|Cooperative Classification||G10K11/08, H04R17/10, H04R1/225|
|European Classification||G10K11/08, H04R1/22C, H04R17/10|
|Dec 30, 1981||AS||Assignment|
Owner name: MOTOROLA, INC. SCHAUMBURG, IL A CORP. OF DE
Free format text: ASSIGNMENT OF ASSIGNORS INTEREST.;ASSIGNOR:BOST, JONATHAN R.;REEL/FRAME:003972/0171
Effective date: 19811209
|Jun 8, 1987||REMI||Maintenance fee reminder mailed|

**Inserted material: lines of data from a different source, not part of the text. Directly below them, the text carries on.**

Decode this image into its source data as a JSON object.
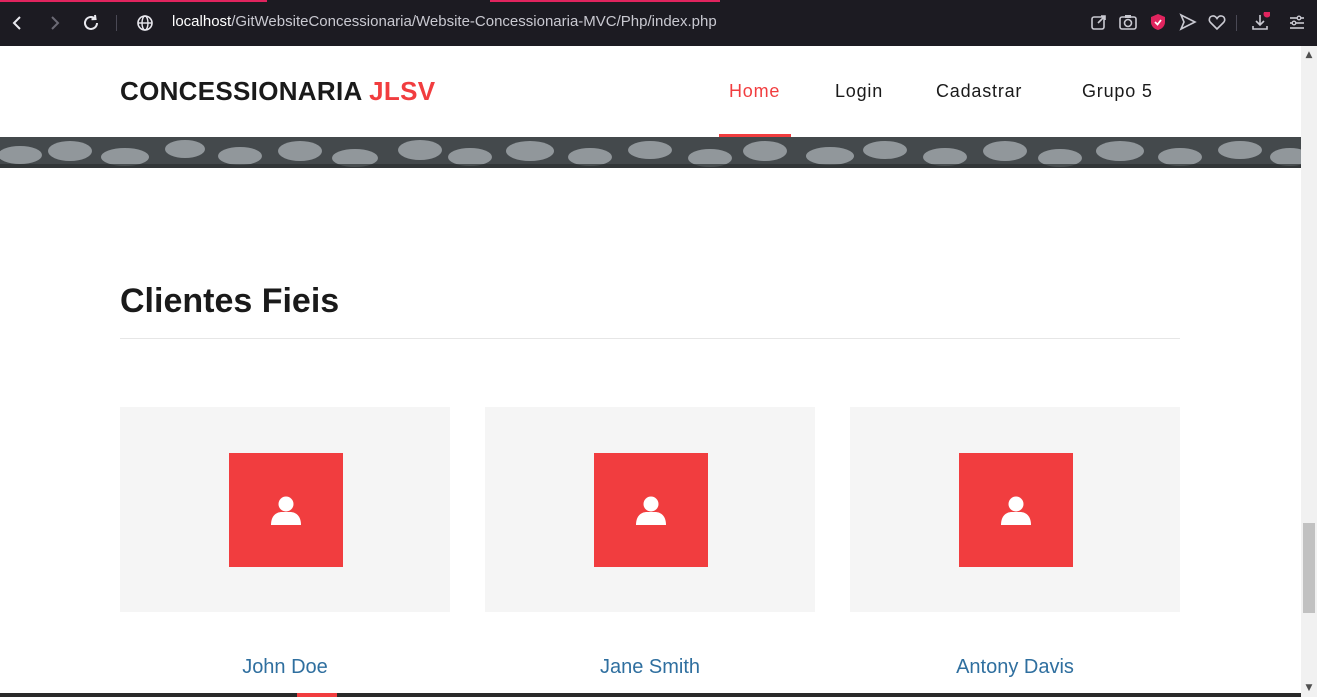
{
  "browser": {
    "url_host": "localhost",
    "url_path": "/GitWebsiteConcessionaria/Website-Concessionaria-MVC/Php/index.php",
    "icons": [
      "back-icon",
      "forward-icon",
      "reload-icon",
      "globe-icon",
      "share-icon",
      "camera-icon",
      "shield-icon",
      "send-icon",
      "heart-icon",
      "download-icon",
      "settings-icon"
    ]
  },
  "header": {
    "brand_main": "CONCESSIONARIA",
    "brand_accent": "JLSV",
    "nav": [
      {
        "label": "Home",
        "active": true
      },
      {
        "label": "Login",
        "active": false
      },
      {
        "label": "Cadastrar",
        "active": false
      },
      {
        "label": "Grupo 5",
        "active": false
      }
    ]
  },
  "section": {
    "title": "Clientes Fieis"
  },
  "clients": [
    {
      "name": "John Doe",
      "icon": "user-icon"
    },
    {
      "name": "Jane Smith",
      "icon": "user-icon"
    },
    {
      "name": "Antony Davis",
      "icon": "user-icon"
    }
  ],
  "colors": {
    "accent": "#f13d3f",
    "client_name": "#2f6f9f",
    "card_bg": "#f5f5f5",
    "browser_bg": "#1c1b22"
  }
}
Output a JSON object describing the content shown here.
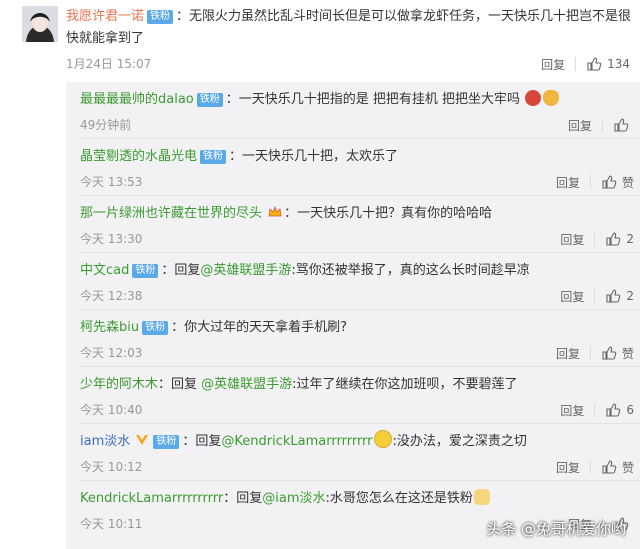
{
  "main": {
    "user": "我愿许君一诺",
    "badge": "铁粉",
    "text": "：无限火力虽然比乱斗时间长但是可以做拿龙虾任务，一天快乐几十把岂不是很快就能拿到了",
    "time": "1月24日 15:07",
    "reply": "回复",
    "likes": "134"
  },
  "replies": [
    {
      "user": "最最最最帅的dalao",
      "badge": "铁粉",
      "text": "：一天快乐几十把指的是 把把有挂机 把把坐大牢吗",
      "time": "49分钟前",
      "reply": "回复",
      "likes": ""
    },
    {
      "user": "晶莹剔透的水晶光电",
      "badge": "铁粉",
      "text": "：一天快乐几十把，太欢乐了",
      "time": "今天 13:53",
      "reply": "回复",
      "likes": "赞"
    },
    {
      "user": "那一片绿洲也许藏在世界的尽头",
      "badge": "",
      "text": "：一天快乐几十把？真有你的哈哈哈",
      "time": "今天 13:30",
      "reply": "回复",
      "likes": "2"
    },
    {
      "user": "中文cad",
      "badge": "铁粉",
      "pre": "：回复",
      "mention": "@英雄联盟手游",
      "text": ":骂你还被举报了，真的这么长时间趁早凉",
      "time": "今天 12:38",
      "reply": "回复",
      "likes": "2"
    },
    {
      "user": "柯先森biu",
      "badge": "铁粉",
      "text": "：你大过年的天天拿着手机刷?",
      "time": "今天 12:03",
      "reply": "回复",
      "likes": "赞"
    },
    {
      "user": "少年的阿木木",
      "badge": "",
      "pre": "：回复 ",
      "mention": "@英雄联盟手游",
      "text": ":过年了继续在你这加班呗，不要碧莲了",
      "time": "今天 10:40",
      "reply": "回复",
      "likes": "6"
    },
    {
      "user": "iam淡水",
      "badge": "铁粉",
      "pre": "：回复",
      "mention": "@KendrickLamarrrrrrrrr",
      "text": ":没办法，爱之深责之切",
      "time": "今天 10:12",
      "reply": "回复",
      "likes": "赞"
    },
    {
      "user": "KendrickLamarrrrrrrrrr",
      "badge": "",
      "pre": "：回复",
      "mention": "@iam淡水",
      "text": ":水哥您怎么在这还是铁粉",
      "time": "今天 10:11",
      "reply": "回复",
      "likes": ""
    }
  ],
  "watermark": "头条 @兔哥机爱你哟"
}
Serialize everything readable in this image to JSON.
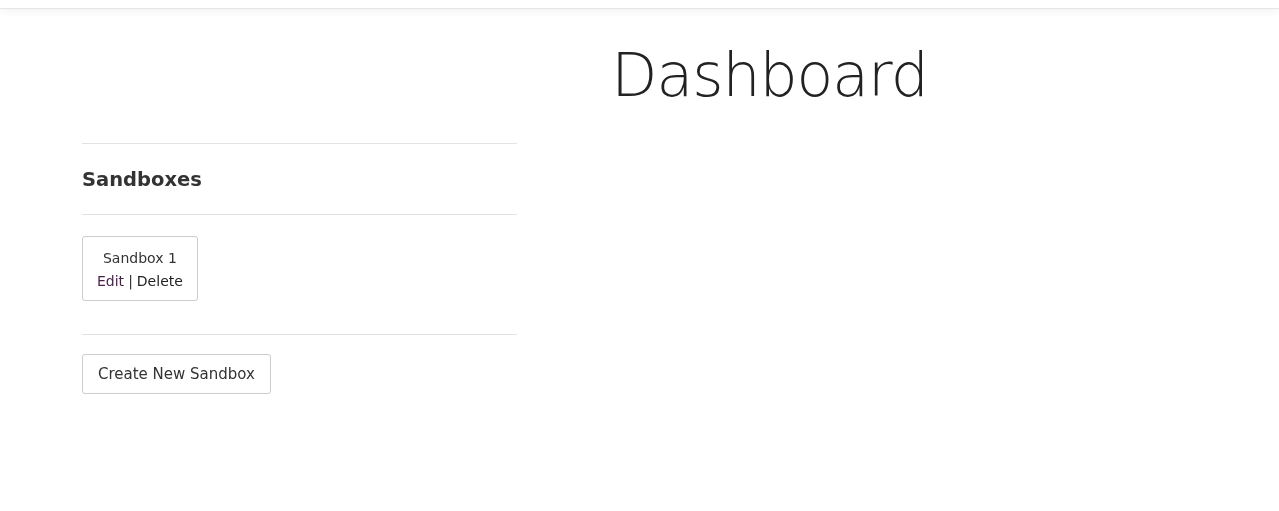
{
  "page_title": "Dashboard",
  "sidebar": {
    "heading": "Sandboxes",
    "sandboxes": [
      {
        "name": "Sandbox 1",
        "actions": [
          {
            "label": "Edit",
            "visited": true
          },
          {
            "label": "Delete",
            "visited": false
          }
        ],
        "separator": "|"
      }
    ],
    "create_button": "Create New Sandbox"
  }
}
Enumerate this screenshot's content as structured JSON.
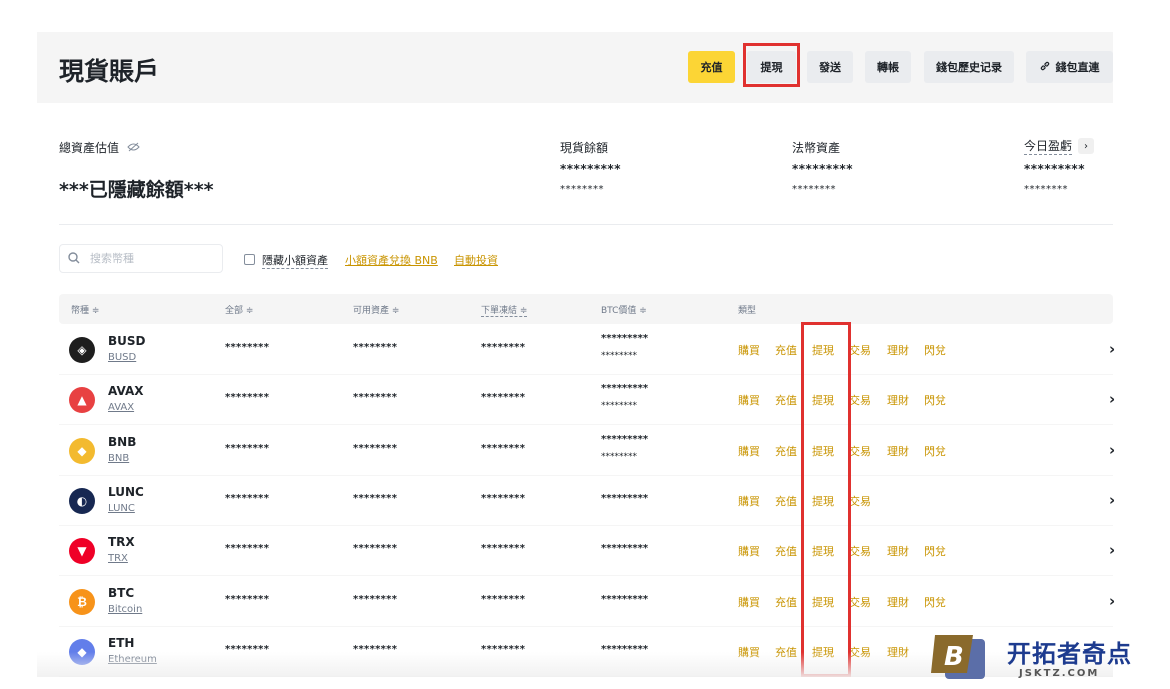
{
  "header": {
    "title": "現貨賬戶",
    "buttons": {
      "deposit": "充值",
      "withdraw": "提現",
      "send": "發送",
      "transfer": "轉帳",
      "history": "錢包歷史记录",
      "connect": "錢包直連"
    }
  },
  "summary": {
    "total_label": "總資產估值",
    "hidden_text": "***已隱藏餘額***",
    "spot_label": "現貨餘額",
    "fiat_label": "法幣資產",
    "pnl_label": "今日盈虧",
    "masked_big": "*********",
    "masked_small": "********"
  },
  "filters": {
    "search_placeholder": "搜索幣種",
    "hide_small": "隱藏小額資產",
    "convert_small": "小額資產兌換 BNB",
    "auto_invest": "自動投資"
  },
  "table": {
    "headers": {
      "coin": "幣種 ≑",
      "total": "全部 ≑",
      "available": "可用資產 ≑",
      "in_order": "下單凍結 ≑",
      "btc_value": "BTC價值 ≑",
      "type": "類型"
    },
    "masked_value": "********",
    "masked_btc": "*********",
    "masked_btc_small": "********",
    "actions": {
      "buy": "購買",
      "deposit": "充值",
      "withdraw": "提現",
      "trade": "交易",
      "earn": "理財",
      "convert": "閃兌"
    },
    "rows": [
      {
        "symbol": "BUSD",
        "name": "BUSD",
        "icon": "busd-icon",
        "color": "#1e1e1e"
      },
      {
        "symbol": "AVAX",
        "name": "AVAX",
        "icon": "avax-icon",
        "color": "#e84142"
      },
      {
        "symbol": "BNB",
        "name": "BNB",
        "icon": "bnb-icon",
        "color": "#f3ba2f"
      },
      {
        "symbol": "LUNC",
        "name": "LUNC",
        "icon": "lunc-icon",
        "color": "#172852"
      },
      {
        "symbol": "TRX",
        "name": "TRX",
        "icon": "trx-icon",
        "color": "#ef0027"
      },
      {
        "symbol": "BTC",
        "name": "Bitcoin",
        "icon": "btc-icon",
        "color": "#f7931a"
      },
      {
        "symbol": "ETH",
        "name": "Ethereum",
        "icon": "eth-icon",
        "color": "#627eea"
      }
    ]
  },
  "watermark": {
    "text": "开拓者奇点",
    "url": "JSKTZ.COM",
    "logo_letter": "B"
  },
  "colors": {
    "brand_yellow": "#fcd535",
    "link_gold": "#c99400",
    "highlight_red": "#e0312f"
  }
}
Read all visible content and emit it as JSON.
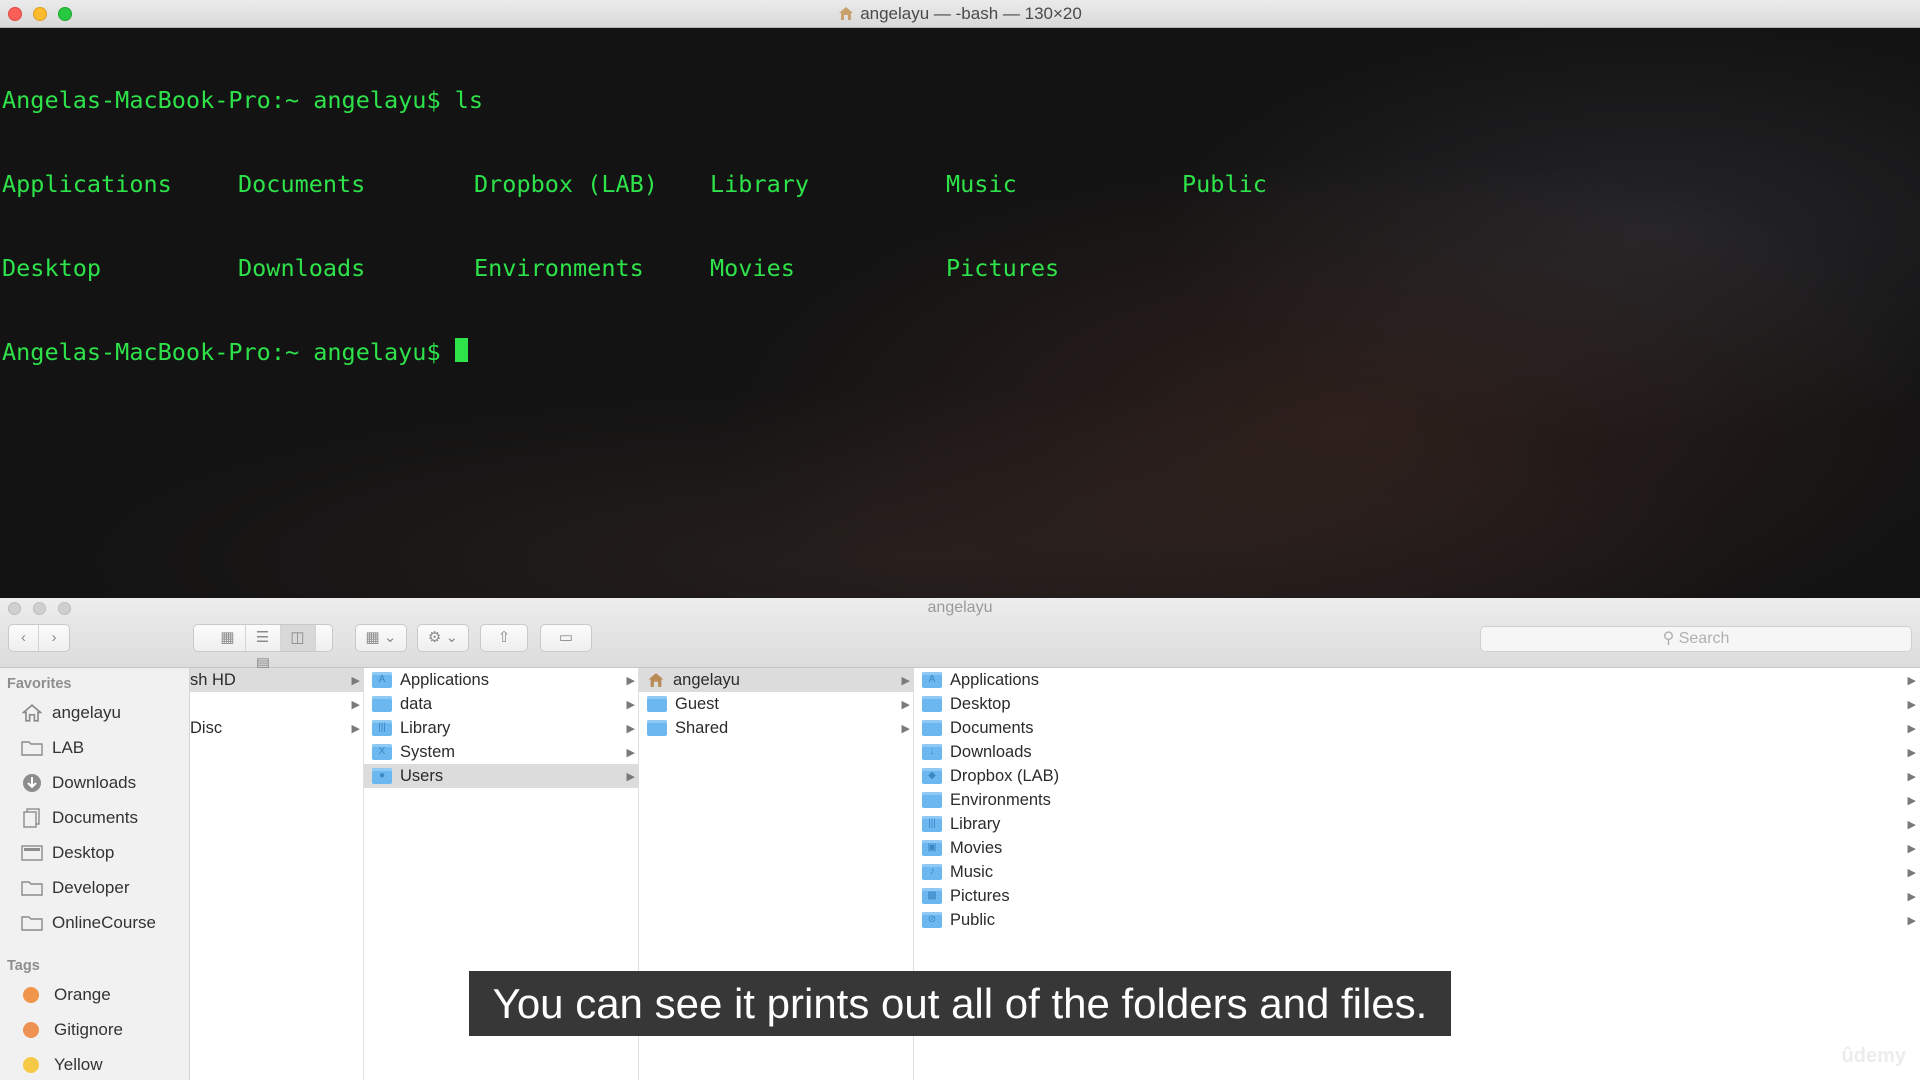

|Jun 14, 1987||REMI||Maintenance fee reminder mailed|
|Jul 13, 1987||SULP||Surcharge for late payment|
|Jul 13, 1987||FPAY||Fee payment|
Year of fee payment: 4
|Apr 29, 1991||FPAY||Fee payment|
Year of fee payment: 8
|Dec 15, 1994||FPAY||Fee payment|
Year of fee payment: 12
|Mar 2, 1999||AS||Assignment|
Owner name: CTS CORPORATION, INDIANA
Free format text: ASSIGNMENT OF ASSIGNORS INTEREST;ASSIGNOR:MOTOROLA, INC., A CORPORATION OF DELAWARE;REEL/FRAME:009808/0378
Effective date: 19990226